Commissioners Tim Nance, Penny Taylor and Donna Fiala favored keeping it. Commissioner Tom Henning wanted it removed. Commissioner Georgia Hiller voted in the 4-1 majority because she wants it decided in a November ballot question.
Even without a referendum, it can be an issue in the election. Three or four of the five commission faces could change by November. Voters can hear from candidates this summer where they stand, using it as a factor in casting ballots.
Taylor is two years into her term. The other four commissioners have served four to eight years. To change a system that’s been in place this many years, on their way out the door, would have been a mistake.
For starters, a newly constituted commission simply could have reversed them. The Pinellas County Commission (St. Petersburg) voted 4-3 to stop fluoridating water; a year later, it was reversed 6-1.
Pro and con
Tuesday’s commission meeting was a point-counterpart on health effects of fluoride.
* Freedom of choice — Point: A government shouldn’t decide which medications anyone receives, including fluoride in water. Counterpoint: Beneficiaries are children, many from lower-income families, and adults have the means of choosing to ingest tap or fluoride-free water.

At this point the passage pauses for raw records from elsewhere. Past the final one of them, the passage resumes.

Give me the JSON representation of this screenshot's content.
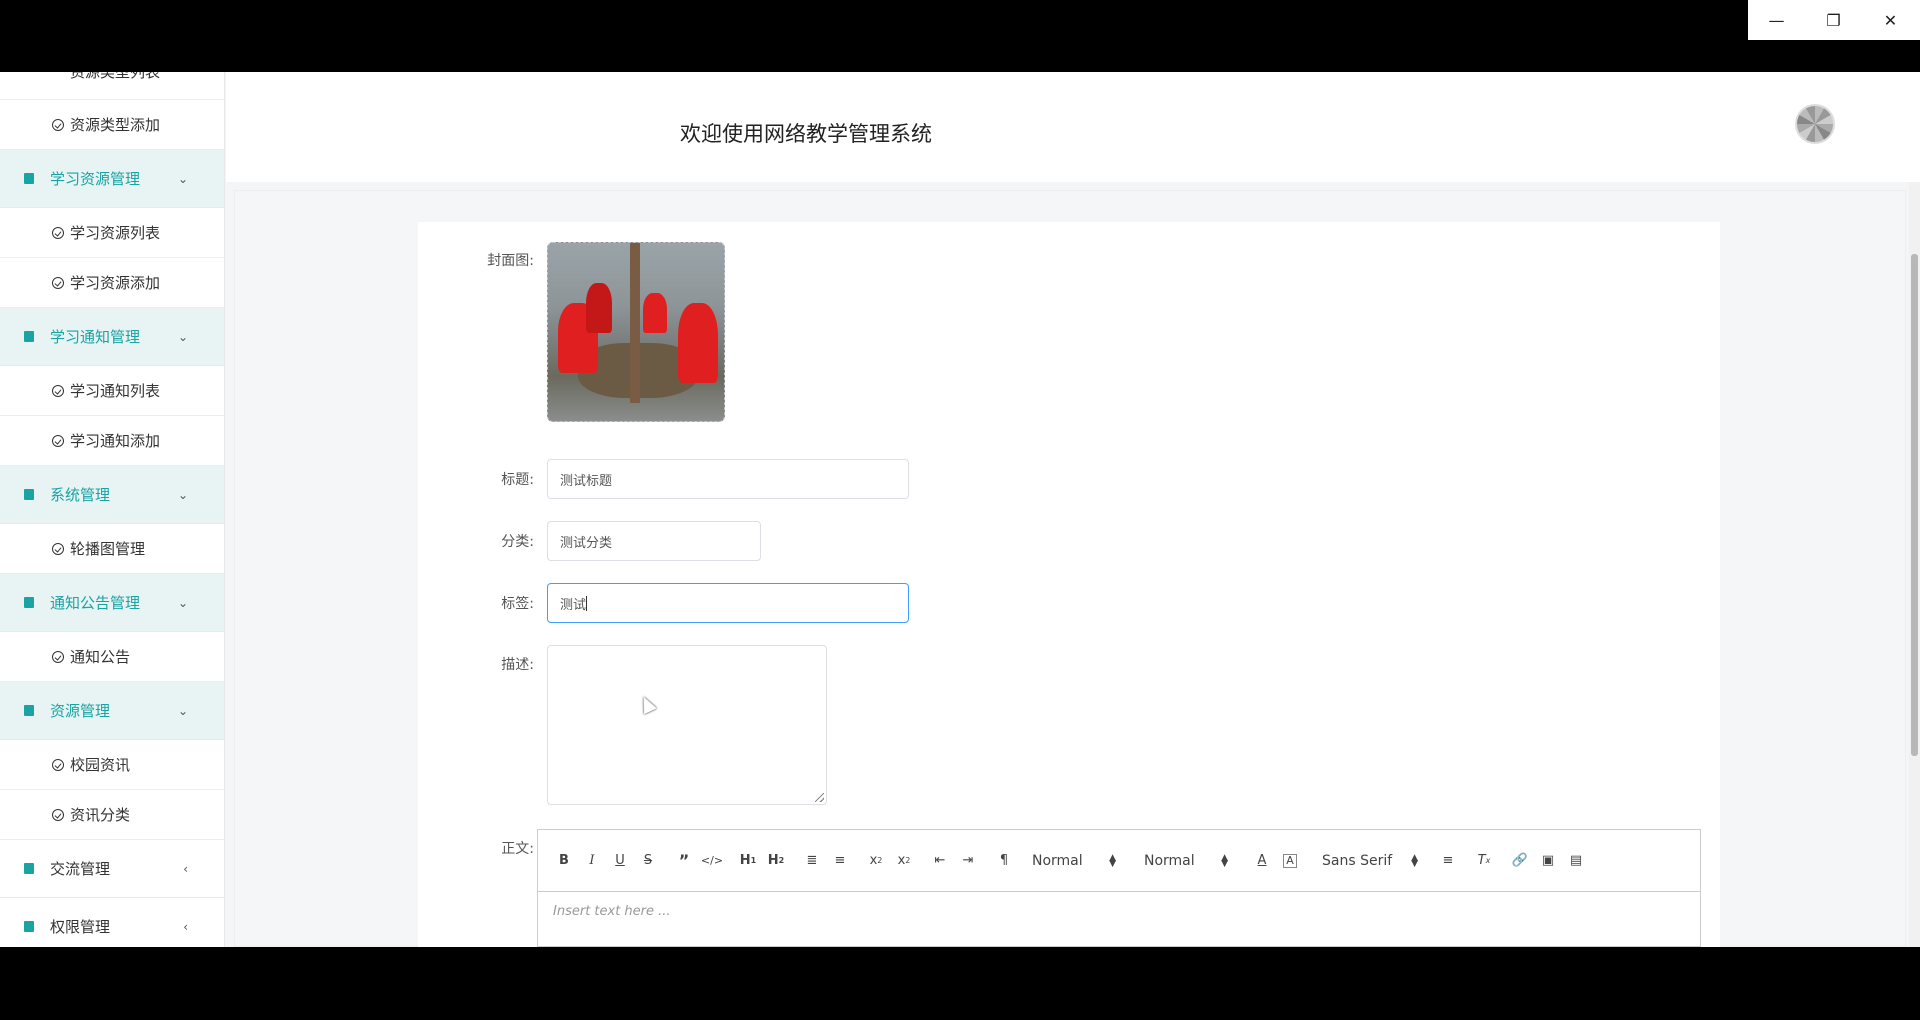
{
  "window": {
    "minimize_icon": "minimize-icon",
    "restore_icon": "restore-icon",
    "close_icon": "close-icon"
  },
  "header": {
    "title": "欢迎使用网络教学管理系统"
  },
  "sidebar": {
    "cut_item": "资源类型列表",
    "items": [
      {
        "type": "item",
        "label": "资源类型添加"
      },
      {
        "type": "group",
        "label": "学习资源管理",
        "expanded": true
      },
      {
        "type": "item",
        "label": "学习资源列表"
      },
      {
        "type": "item",
        "label": "学习资源添加"
      },
      {
        "type": "group",
        "label": "学习通知管理",
        "expanded": true
      },
      {
        "type": "item",
        "label": "学习通知列表"
      },
      {
        "type": "item",
        "label": "学习通知添加"
      },
      {
        "type": "group",
        "label": "系统管理",
        "expanded": true
      },
      {
        "type": "item",
        "label": "轮播图管理"
      },
      {
        "type": "group",
        "label": "通知公告管理",
        "expanded": true
      },
      {
        "type": "item",
        "label": "通知公告"
      },
      {
        "type": "group",
        "label": "资源管理",
        "expanded": true
      },
      {
        "type": "item",
        "label": "校园资讯"
      },
      {
        "type": "item",
        "label": "资讯分类"
      },
      {
        "type": "group",
        "label": "交流管理",
        "expanded": false
      },
      {
        "type": "group",
        "label": "权限管理",
        "expanded": false
      }
    ]
  },
  "form": {
    "cover_label": "封面图:",
    "title_label": "标题:",
    "title_value": "测试标题",
    "category_label": "分类:",
    "category_value": "测试分类",
    "tag_label": "标签:",
    "tag_value": "测试",
    "desc_label": "描述:",
    "desc_value": "",
    "body_label": "正文:"
  },
  "editor": {
    "header_select": "Normal",
    "size_select": "Normal",
    "font_select": "Sans Serif",
    "placeholder": "Insert text here ..."
  },
  "colors": {
    "accent": "#19a3a3",
    "group_bg": "#e8f4f4",
    "focus_border": "#409eff"
  }
}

* Nature — Point: Fluoride is a byproduct of the phosphate industry and is thus toxic and unsafe. Counterpoint: Fluoride is a naturally occurring mineral, the 13th most abundant on earth, and is in most everything.
* Science — Point: Fluoride leads to maladies from lower IQ and neurological ills to bone weakness. Counterpoint: Fluoride has been recognized as dentally beneficial since 1945, and the Centers for Disease Control and Prevention calls it one of the top 10 medical advances of the 20th Century. Speakers on each side of the issue acknowledged anyone can find studies or science to back their point of view.

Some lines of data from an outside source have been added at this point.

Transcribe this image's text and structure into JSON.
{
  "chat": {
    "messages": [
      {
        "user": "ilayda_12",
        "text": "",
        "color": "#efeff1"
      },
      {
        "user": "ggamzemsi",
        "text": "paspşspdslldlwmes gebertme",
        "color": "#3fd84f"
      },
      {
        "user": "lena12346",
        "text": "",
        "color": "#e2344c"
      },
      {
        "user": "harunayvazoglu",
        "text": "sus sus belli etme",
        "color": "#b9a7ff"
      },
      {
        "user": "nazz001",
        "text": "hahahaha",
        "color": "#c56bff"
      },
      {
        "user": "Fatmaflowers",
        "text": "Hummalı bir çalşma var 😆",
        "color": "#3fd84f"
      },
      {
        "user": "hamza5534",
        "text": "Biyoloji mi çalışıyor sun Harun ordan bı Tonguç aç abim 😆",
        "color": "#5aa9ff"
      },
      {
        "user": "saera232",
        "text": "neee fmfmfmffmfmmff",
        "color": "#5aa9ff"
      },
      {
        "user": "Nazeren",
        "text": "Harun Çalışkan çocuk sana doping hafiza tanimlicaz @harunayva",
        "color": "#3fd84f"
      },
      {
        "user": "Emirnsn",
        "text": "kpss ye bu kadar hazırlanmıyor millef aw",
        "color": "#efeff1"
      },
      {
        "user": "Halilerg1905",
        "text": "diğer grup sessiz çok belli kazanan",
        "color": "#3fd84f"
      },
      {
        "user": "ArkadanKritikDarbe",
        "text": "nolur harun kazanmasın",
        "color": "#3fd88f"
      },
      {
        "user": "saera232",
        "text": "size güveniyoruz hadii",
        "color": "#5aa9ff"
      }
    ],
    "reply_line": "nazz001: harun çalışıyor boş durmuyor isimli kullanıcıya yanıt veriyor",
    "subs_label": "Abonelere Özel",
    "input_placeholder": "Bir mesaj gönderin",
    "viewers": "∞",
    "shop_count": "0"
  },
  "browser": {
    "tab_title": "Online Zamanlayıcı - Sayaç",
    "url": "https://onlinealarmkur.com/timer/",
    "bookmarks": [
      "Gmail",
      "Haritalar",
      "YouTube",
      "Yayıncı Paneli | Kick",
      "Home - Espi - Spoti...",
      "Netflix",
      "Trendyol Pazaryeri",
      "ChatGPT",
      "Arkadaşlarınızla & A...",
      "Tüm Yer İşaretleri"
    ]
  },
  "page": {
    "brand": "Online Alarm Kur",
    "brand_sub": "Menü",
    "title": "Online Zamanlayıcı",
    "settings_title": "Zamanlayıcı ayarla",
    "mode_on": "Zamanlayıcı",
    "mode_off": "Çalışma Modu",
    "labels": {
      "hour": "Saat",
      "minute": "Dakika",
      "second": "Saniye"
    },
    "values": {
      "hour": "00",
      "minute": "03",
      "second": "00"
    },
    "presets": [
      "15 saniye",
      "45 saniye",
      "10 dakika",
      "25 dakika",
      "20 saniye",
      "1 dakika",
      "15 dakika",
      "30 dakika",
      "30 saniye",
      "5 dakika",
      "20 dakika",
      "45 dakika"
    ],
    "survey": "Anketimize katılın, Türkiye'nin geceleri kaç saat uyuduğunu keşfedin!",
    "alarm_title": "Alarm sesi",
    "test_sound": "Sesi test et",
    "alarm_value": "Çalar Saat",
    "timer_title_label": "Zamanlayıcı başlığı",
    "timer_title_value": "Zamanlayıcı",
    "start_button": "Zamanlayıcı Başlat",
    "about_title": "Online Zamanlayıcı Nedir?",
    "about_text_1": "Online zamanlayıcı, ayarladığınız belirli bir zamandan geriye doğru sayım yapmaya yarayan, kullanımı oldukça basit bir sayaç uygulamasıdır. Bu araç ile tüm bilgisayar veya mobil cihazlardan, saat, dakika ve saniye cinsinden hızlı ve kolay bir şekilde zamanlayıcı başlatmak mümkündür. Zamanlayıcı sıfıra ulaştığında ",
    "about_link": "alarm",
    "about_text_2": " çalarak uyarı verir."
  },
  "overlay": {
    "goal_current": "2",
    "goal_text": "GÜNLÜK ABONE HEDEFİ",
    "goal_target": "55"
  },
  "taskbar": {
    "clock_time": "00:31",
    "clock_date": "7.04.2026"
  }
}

* Warning label — Point: Fluoride is dangerous, as evidenced by the warning label on toothpaste that says if more than what’s used for brushing is swallowed, “get medical help or contact a poison control center right away.” Counterpoint: Nobody has died from eating toothpaste; it would take a child eating two tubes to create a danger; he or she would regurgitate by then.
Healthy debate is a plus and it’s admirable so many citizens and experts participated Tuesday. Nearly 80 people registered to speak, an unheard of number when it comes to public participation at government meetings in Collier.

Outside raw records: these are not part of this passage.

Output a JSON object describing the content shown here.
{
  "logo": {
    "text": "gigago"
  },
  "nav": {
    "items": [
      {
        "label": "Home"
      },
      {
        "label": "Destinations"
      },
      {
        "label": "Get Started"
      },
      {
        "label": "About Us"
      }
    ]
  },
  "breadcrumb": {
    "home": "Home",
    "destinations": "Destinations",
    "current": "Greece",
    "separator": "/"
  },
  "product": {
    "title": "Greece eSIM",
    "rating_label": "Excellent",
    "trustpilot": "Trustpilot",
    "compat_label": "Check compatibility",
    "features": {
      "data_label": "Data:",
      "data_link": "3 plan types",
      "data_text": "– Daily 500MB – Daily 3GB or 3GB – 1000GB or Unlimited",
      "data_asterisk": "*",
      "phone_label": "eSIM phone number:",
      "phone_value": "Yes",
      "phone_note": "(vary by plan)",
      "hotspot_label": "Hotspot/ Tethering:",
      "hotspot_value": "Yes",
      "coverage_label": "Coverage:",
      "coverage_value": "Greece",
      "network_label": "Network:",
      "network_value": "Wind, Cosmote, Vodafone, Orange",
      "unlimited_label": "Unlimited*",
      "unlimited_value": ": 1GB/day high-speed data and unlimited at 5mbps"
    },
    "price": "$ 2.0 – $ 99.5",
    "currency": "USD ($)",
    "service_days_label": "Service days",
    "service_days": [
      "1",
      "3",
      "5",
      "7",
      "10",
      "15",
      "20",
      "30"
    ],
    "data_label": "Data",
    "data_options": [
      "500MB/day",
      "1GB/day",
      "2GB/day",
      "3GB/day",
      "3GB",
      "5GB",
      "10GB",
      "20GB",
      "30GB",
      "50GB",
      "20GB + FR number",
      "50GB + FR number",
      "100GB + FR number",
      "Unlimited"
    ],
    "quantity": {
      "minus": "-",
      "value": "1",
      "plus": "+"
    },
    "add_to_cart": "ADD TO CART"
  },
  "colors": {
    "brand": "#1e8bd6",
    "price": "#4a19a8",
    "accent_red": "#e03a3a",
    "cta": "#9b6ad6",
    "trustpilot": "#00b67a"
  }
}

Among them were Dr. Johnny Johnson, a pediatric dentist who was active in reinstating fluoride in Pinellas; Dr. Scott Tomar from the University of Florida College of Dentistry, which operates a vital dental clinic east of Naples; and Dr. Paul Connett of the Fluoride Action Network, which campaigns to eliminate it in public supplies.
Also notable were remarks by Dr. Allen Weiss, CEO of NCH Healthcare System, who pointed out that dentists support fluoridation though they would have every financial incentive to want it eliminated to create a greater need for their services.
Much of the public comment was national in scope, with little focused on experiences in Collier. Tomar, however, related experiences of UF’s clinic and dental screening of Collier children by third grade, showing two-thirds have tooth decay.
Henning focused on that, comparing communities that have fluoridated water to statistics on tooth decay problems at individual Collier schools. Nearly 53,000 customers on Naples’ system, 15,400 on the one serving Golden Gate and 26,800 in Immokalee also receive fluoride. Systems in Marco Island and Ave Maria don’t.
His conclusion, however, ignored variables such as students changing schools; those who may have arrived recently from another region; those residing in 40,000 households on private wells in Collier or who may not even be drinking tap water, or families scrimping on dental hygiene, as other commissioners noted.
In the end, the commission majority got this right.